Youth are the future and without engaging with them, their potential to become leaders and advocates for positive change in their communities could be lost. In recent times, it has been argued that young people in urban communities are less likely to take part in civic engagement activities, resulting in both youth and society missing out on the potential benefits. Mapping for Change is teaming up with several partners in Europe to tackle this issue with project Urbex.
Urbex is a 12 month Erasmus+ funded project which will use urban exploration as an innovative way to engage young people at risk of social exclusion and encourage their participation in civic issues.
Mapping for Change will join four other partners Bond of Union, Dramblys, Tesserae, Prostorož , each bringing a wealth and variety of experience in the field of participatory urban exploration to the project. We will share good practices and create exciting new methods and tools to trial in disadvantaged urban neighbourhoods across Europe.
The project will focus on two particular demographics identified by the project partners which are:
- 50 young people (16-24 years old) living in the neighbourhoods where the project partners are working (at least 10 for each local context)
- 25 youth workers/educators of the partner organisations and other professionals interested in the use of urban exploration as an educational tool (at least 5 for each partner)

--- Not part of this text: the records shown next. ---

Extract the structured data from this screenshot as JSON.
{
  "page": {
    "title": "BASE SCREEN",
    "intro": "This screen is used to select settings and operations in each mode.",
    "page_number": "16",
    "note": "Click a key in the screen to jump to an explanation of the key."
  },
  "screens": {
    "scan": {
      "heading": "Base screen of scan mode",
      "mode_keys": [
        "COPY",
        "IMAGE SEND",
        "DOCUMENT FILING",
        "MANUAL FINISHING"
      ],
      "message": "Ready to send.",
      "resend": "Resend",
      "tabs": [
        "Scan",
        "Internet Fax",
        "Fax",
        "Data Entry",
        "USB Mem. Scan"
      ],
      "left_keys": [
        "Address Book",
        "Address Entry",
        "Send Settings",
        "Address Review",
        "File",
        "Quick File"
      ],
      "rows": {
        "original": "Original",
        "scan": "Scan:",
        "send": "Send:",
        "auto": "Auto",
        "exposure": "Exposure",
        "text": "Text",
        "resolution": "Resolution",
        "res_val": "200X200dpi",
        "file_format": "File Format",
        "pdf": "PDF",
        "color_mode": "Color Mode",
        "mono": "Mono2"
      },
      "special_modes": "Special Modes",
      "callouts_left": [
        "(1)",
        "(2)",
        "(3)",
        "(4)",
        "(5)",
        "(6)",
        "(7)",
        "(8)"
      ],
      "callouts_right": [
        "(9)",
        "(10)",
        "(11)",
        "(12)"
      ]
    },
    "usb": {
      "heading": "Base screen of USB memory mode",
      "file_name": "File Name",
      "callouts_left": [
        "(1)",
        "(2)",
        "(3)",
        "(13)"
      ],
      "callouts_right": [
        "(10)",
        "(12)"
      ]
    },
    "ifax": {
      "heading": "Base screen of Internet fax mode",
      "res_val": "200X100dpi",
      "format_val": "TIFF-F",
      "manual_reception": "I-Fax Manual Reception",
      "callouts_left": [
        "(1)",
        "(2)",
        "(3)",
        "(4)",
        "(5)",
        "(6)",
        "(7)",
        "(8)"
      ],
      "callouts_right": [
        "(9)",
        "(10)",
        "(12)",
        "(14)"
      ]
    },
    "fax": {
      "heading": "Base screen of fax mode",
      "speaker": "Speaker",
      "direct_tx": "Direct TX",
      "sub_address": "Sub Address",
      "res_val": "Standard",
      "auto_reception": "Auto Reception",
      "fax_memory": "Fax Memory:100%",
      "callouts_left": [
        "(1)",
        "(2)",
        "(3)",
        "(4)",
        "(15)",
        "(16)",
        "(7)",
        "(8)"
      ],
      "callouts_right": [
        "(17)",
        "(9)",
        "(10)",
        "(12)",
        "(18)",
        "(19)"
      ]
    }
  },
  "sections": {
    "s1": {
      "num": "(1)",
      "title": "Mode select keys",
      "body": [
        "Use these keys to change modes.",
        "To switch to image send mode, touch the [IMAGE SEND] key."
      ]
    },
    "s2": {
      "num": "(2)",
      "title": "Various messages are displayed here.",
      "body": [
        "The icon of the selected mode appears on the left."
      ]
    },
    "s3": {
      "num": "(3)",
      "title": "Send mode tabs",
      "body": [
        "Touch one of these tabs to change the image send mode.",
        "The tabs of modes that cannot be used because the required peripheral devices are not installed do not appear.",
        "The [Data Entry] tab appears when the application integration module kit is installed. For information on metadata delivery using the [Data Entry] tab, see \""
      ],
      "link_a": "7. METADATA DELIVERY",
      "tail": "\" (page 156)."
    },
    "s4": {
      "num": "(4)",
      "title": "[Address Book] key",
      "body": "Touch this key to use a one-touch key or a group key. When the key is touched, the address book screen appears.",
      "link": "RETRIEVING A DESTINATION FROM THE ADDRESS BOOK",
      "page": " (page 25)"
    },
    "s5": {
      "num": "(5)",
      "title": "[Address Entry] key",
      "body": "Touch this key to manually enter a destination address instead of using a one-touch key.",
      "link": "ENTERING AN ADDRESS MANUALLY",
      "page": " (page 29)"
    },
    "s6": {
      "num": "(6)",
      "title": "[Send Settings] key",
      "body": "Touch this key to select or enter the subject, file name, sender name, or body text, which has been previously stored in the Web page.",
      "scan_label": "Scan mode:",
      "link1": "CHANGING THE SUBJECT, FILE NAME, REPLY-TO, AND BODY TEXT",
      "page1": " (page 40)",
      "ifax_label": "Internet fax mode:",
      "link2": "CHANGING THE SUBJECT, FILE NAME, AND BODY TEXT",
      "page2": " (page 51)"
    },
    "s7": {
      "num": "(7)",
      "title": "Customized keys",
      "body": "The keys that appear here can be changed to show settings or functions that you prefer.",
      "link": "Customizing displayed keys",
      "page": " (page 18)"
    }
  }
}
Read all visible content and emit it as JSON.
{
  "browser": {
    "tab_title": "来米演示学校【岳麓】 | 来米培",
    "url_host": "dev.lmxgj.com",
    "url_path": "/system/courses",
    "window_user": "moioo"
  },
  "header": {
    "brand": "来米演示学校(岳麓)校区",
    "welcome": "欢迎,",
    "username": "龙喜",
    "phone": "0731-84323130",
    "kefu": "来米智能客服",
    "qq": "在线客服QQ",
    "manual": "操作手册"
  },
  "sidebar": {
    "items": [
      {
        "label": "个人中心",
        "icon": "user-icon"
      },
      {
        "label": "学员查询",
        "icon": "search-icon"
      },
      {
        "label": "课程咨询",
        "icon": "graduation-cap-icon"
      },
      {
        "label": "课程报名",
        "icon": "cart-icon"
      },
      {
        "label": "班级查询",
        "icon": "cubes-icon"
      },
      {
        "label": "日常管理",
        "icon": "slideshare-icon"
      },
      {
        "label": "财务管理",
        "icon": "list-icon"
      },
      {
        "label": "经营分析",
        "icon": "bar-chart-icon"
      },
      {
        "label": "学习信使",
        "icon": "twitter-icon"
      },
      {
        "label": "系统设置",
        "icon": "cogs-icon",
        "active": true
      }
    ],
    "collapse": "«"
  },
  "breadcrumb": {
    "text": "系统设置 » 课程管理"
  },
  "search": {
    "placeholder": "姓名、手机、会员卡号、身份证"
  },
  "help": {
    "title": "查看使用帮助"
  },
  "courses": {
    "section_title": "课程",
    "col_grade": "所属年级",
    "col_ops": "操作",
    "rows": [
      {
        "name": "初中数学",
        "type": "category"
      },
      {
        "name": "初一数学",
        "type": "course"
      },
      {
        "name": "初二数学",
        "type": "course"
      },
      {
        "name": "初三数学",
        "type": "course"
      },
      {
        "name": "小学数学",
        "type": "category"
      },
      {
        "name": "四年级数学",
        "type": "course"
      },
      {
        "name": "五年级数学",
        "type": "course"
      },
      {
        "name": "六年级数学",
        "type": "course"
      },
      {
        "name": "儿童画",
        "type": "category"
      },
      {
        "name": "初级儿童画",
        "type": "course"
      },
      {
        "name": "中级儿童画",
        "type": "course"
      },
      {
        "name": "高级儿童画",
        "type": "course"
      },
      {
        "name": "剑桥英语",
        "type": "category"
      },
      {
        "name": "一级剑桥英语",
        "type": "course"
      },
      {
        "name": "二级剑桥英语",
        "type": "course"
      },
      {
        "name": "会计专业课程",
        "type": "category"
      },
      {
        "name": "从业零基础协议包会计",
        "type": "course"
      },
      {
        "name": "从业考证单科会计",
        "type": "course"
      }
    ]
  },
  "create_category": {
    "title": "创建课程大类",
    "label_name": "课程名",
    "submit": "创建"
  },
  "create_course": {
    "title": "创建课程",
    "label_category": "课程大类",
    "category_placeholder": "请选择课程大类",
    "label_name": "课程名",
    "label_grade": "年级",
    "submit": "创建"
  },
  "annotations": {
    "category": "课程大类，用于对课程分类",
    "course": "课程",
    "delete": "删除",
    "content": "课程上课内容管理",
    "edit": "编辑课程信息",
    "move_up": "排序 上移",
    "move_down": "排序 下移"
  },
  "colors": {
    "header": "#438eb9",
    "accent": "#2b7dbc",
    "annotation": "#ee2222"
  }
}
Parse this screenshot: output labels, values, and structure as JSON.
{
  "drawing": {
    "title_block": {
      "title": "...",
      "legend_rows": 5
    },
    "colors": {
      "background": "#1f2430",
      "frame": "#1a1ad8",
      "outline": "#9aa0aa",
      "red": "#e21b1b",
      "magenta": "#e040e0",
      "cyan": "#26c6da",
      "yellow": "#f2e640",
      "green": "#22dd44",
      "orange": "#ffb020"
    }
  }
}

Both groups will have the opportunity to be directly involved in the project, spending time together in Palermo to learn the different approaches and applications of urban exploration. The groups will gain knowledge, confidence and skills from this process; from the project partners; and from each other.
Each partner organisation will work in a specific pilot neighbourhood to test and deliver these practices. The pilot cities that have been selected are Albacete, Berlin, Ljubljana, London and Palermo. In order to gain maximum reach and be meaningful for participants, we will strategically tie-in project Urbex with existing projects and consultations happening in the neighbourhoods.
Once the tools, approaches and methods have been tested and refined, we will build a toolkit that all other agencies and organisations working with disadvantaged young people can use to increase their participation in civic society.
Design for Wellbeing is a multidisciplinary research project funded by the Economic and Social Research Council. The project aims to investigate ‘community severance’; the concept that major transport infrastructure, such as busy roads, can negatively influence elderly people’s physical and psychological wellbeing, by segregating their community and restricting their mobility.
In 2012, the Big Lottery Fund in England invested £1 million in 150 neighbourhoods for its Big Local initiative. Northfleet, Kent, was one of the first 50 to be selected. The grant aimed to equip local communities with skills and tools to identify key areas and issues where action was reqiored in their area.